Having been an application engineer on the software side of the business (both with resellers and software companies) and now an end-user, I agree whole-heartedly that the demand for "native" CAD is preposterous for reasons given in the article. I would add one other: 3D solid modeling is an intimate process. Have you ever tried to make a MAJOR modification to someone else's design? I have complained about laziness, lack of understanding of the software, and just the plain stupidity of the original designer many times when attempting this task. So what if I give you a file in your native format??? Are you really going to spend the time understanding the how and why the part was modeled the way it was, or go back to the original designer and have them make the change?
However, I doubt the Vice-President of Engineering is the source of the problem (much less understands it). So, who is driving this?

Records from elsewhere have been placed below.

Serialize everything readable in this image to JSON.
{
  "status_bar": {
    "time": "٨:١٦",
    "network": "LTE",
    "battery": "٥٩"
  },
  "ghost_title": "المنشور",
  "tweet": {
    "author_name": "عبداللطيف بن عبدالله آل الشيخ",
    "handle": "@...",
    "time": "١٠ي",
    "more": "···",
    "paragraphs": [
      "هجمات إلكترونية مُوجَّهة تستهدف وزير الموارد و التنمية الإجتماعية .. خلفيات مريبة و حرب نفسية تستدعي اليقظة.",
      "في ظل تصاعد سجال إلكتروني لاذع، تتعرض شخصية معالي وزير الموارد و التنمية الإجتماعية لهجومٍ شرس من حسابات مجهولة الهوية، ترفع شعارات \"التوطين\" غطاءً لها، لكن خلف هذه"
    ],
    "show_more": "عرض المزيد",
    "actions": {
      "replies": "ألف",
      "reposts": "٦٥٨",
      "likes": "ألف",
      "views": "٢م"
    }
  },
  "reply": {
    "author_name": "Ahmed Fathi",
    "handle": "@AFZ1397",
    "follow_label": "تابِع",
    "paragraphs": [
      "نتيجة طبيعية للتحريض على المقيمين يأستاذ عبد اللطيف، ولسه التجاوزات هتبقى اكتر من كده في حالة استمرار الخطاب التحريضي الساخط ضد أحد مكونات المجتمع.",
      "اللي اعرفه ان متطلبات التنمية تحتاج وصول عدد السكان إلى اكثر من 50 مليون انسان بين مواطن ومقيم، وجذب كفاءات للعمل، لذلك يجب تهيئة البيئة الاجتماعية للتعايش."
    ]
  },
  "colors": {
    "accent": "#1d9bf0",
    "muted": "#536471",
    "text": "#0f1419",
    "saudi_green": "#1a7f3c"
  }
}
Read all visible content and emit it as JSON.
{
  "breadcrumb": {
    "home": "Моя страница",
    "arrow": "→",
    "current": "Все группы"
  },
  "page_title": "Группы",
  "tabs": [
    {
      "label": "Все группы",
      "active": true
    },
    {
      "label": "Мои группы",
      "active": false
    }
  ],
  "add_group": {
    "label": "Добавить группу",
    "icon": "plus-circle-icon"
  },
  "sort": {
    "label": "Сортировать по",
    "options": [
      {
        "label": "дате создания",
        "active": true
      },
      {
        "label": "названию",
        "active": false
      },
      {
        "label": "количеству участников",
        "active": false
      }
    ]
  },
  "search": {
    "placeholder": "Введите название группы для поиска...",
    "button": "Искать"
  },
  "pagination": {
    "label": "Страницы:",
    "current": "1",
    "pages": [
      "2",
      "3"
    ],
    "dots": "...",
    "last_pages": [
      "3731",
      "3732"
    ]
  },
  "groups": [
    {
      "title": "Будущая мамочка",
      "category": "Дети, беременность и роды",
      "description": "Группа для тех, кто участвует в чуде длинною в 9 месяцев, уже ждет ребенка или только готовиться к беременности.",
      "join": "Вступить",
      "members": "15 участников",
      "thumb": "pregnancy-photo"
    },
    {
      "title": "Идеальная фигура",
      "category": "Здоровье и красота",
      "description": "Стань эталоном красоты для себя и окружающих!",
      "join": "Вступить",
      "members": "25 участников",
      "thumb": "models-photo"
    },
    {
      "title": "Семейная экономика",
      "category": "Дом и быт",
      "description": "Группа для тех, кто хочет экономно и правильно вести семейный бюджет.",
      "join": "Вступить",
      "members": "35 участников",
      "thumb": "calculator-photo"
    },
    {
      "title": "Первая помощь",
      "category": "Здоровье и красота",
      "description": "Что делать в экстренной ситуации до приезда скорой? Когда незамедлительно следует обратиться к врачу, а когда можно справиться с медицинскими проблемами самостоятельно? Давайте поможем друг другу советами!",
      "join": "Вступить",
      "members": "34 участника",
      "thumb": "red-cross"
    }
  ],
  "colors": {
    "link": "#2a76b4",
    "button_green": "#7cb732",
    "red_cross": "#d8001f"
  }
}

Most major industries/companies have selected their design platform of choice and the software manufacturers know the chance of changing this selection is slim to none. In the past, the CAD companies relied on their reseller channel to handle the "riff-raff" of small to mid-sized companies because the software manufacturer didn't deem them worthy of their sales effort. Many resellers cropped up to address this large market, but could only pursue each small company independently. The cost of this sales approach was very high, but when features-based solid modelers cost $20,000 per seat and up, the resellers were more than happy to go after that business. Now, a very powerful CAD system can be had for less than $5000.
Over the years the reseller channel has diminished for several reasons, not the least of which is the decreasing price of the product they sell. Customized demonstrations, benchmarks and long-term sales efforts are simply not feasible when the potential payback to the reseller is so small. The software manufacturers, however, must keep bringing in more customers. Hmmm.... How can we get a lot of new customers without having to convince each one individually? How can we keep the smaller CAD companies from growing into strong competitiors?
I've got it!
Have our customers (i.e. the large OEMs) force the CAD decision on their suppliers! Genius! The marketing person who thought up that plan is probably retired on some Caribbean island now.
The VP of Engineering probably has never sat down to use a modern CAD tool and just can't understand the issues involved as intimately as we, the end users, can. The result of this poor decision to standardize causes downstream vendors to end up buying multiple CAD systems, just to keep their options open. But we all know, no one person can be an expert at all of them. Daily, I use Catia V4 and V5, Pro/Engineer 2001 and Wildfire, MasterCAM and SolidWorks. I have seen many files that won't translate between these platforms (usually due to poor modeling techniques) so I feel the pain the larger companies are trying to avoid.
If this native-CAD trend continues, supplier companies will have to select the industry they want to compete within, in order to use the tool with which they are most skilled, so that they provide the most valuable service. Reduced competition will result in higher prices for the larger companies. Already, we are seeing ads for systems that claim to be able to read and write foreign formats natively. This may be an end-run around the native-CAD decision, but I doubt this will ever be done efficiently or successfully, because the larger, more established CAD companies won't allow it.
How do we all go native-CAD? Easy. When the major CAD suppliers have wiped out their smaller competitiors with this decree and then duke it out for final primacy. The Armageddon of the CAD wars.
Or maybe not.
It's just a sales ploy.